It took me decades to really understand my dad’s words, but once I had truly become the invisible pillar in my own adult life, then it finally hit me. My perspective completely changed. Life is not about me, only God sees who I am and all I do. Only His grace sustains me, and that is all that matters. I must confess that it is a very slow process for me to come to live by this new perspective. But one thing is certain: in the midst of corporate humiliation, I found the Truth and I became free, just as Jesus promised. “And you will know the Truth, and the truth will set you free” (Jn 8:32). And I will be forever grateful to Him for loving me so much as to show me the truth about who and whose I truly am, and how He is all that is good in me. “For when I am weak, then I am strong” (2 Cor 12:10).
Finally, in order to end this partial confession, I would like to make mine more words of C.S. Lewis: “I wish I had got a bit further with humility myself: if I had, I could probably tell you more about the relief, the comfort, of taking the fancy-dress off – getting rid of the false self, with all its ‘Look at me’ and ‘Aren’t I a good [girl]?’ and all its posing and posturing. To get even near it, even for a moment, is like a drink of cold water to a man in a desert.”³
1. Bernard Haring, Christian Maturity: transl. A. Swidler, New York, NY: Herder and Herder, 1967.
2. C.S. Lewis, Mere Christianity, New York, NY: Harper Collins, 1952.
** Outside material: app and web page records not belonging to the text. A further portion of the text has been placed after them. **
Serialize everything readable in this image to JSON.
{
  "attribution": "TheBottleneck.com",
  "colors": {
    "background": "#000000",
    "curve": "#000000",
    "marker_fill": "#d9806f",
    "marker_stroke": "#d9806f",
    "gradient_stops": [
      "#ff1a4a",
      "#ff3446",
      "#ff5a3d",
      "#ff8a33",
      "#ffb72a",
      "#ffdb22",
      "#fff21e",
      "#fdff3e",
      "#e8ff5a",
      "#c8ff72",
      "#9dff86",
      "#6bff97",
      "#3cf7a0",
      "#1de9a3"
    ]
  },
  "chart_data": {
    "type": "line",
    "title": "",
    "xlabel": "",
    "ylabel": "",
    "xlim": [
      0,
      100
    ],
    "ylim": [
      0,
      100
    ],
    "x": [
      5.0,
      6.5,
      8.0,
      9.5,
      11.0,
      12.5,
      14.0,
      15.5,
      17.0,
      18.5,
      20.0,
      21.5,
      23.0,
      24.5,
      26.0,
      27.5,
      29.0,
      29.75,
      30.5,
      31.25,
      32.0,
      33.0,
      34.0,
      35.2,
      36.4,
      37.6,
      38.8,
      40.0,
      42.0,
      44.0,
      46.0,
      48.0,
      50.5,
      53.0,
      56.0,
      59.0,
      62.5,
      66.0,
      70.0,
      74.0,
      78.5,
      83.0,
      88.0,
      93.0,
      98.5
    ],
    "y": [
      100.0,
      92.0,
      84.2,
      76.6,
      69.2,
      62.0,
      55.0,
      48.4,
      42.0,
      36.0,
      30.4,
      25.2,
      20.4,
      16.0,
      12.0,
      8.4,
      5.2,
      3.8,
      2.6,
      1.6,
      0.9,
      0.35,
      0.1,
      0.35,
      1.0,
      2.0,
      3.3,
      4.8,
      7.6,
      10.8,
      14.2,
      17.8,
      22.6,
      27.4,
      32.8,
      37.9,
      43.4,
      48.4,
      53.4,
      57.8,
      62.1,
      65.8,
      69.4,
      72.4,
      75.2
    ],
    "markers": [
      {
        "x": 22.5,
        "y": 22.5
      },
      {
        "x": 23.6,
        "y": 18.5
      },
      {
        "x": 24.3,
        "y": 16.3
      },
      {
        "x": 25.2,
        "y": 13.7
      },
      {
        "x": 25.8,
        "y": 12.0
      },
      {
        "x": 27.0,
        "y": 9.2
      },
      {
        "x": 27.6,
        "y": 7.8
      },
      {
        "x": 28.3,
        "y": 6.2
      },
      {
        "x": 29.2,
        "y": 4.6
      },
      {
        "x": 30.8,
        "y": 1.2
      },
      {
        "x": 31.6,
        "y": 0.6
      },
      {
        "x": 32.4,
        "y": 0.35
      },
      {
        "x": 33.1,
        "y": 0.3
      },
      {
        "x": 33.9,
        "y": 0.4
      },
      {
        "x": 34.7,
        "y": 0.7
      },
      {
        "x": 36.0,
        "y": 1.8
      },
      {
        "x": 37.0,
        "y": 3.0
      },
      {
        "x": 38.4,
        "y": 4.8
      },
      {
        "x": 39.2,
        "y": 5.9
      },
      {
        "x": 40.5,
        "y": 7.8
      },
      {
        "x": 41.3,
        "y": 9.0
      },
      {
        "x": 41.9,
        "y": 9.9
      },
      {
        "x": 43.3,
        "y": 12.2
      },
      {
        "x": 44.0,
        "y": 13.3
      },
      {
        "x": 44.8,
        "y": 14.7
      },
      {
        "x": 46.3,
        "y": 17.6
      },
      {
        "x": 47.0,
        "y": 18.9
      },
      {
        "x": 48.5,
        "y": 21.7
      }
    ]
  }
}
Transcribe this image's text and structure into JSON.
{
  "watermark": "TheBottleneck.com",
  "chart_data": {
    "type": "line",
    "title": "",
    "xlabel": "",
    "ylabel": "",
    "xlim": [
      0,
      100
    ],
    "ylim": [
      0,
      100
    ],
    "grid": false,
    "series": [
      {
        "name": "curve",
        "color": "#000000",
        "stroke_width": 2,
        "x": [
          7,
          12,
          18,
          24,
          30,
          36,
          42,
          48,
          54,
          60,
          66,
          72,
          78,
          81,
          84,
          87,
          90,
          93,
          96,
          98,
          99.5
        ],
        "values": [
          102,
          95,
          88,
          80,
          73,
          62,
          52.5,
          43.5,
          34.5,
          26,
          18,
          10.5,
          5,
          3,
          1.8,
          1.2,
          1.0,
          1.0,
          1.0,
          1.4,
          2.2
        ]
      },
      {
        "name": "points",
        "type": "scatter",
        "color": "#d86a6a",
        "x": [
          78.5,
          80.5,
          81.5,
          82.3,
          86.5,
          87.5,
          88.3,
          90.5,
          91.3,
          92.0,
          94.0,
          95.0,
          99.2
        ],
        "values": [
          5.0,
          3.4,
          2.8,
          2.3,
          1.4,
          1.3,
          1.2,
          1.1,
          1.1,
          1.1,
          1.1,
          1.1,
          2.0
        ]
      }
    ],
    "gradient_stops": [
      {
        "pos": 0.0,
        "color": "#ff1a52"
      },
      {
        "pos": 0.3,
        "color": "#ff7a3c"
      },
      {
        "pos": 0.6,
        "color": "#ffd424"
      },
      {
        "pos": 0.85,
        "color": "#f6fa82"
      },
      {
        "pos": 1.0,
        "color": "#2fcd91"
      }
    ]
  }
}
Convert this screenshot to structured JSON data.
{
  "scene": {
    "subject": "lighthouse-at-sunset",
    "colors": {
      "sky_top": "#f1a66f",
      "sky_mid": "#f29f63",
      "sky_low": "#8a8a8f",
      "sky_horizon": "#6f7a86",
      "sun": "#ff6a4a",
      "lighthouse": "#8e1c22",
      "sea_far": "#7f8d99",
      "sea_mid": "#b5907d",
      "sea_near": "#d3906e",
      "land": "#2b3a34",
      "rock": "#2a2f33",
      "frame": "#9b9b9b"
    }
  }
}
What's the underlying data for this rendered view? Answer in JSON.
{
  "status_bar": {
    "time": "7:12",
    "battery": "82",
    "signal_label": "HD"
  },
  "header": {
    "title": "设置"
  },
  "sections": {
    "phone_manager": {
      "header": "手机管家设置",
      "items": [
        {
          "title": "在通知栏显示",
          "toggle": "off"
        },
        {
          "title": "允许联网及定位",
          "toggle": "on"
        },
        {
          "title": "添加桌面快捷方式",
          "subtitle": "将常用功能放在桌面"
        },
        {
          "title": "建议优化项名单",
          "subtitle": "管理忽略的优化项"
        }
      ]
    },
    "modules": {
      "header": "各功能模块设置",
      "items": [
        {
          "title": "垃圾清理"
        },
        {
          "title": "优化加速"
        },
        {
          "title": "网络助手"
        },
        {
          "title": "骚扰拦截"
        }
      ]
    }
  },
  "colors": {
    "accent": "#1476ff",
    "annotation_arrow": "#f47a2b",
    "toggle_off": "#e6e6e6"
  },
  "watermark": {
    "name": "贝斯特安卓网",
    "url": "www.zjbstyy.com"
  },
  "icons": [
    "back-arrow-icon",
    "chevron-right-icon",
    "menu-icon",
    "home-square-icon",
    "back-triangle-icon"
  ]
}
Image: Basilica of St. Paul outside the Walls. Rome, Italy. (Photo: VF and C. Aracama). All rights reserved. Used with permission.
Virginia Fraguio is a Secular Discalced Carmelite. She holds a Master’s Degree in Theological Studies and is currently pursuing a Master of Divinity at the University of St. Thomas at St. Mary’s Seminary in Houston, TX. She is passionate about the truth, spreading the Catholic faith and spirituality, going on pilgrimages, and the international dimension of the Universal (Catholic) Church. Virginia was born in Argentina and grew up in Japan. After living in Brazil for some years, she was brought to the United States by her U.S. employer twelve years ago.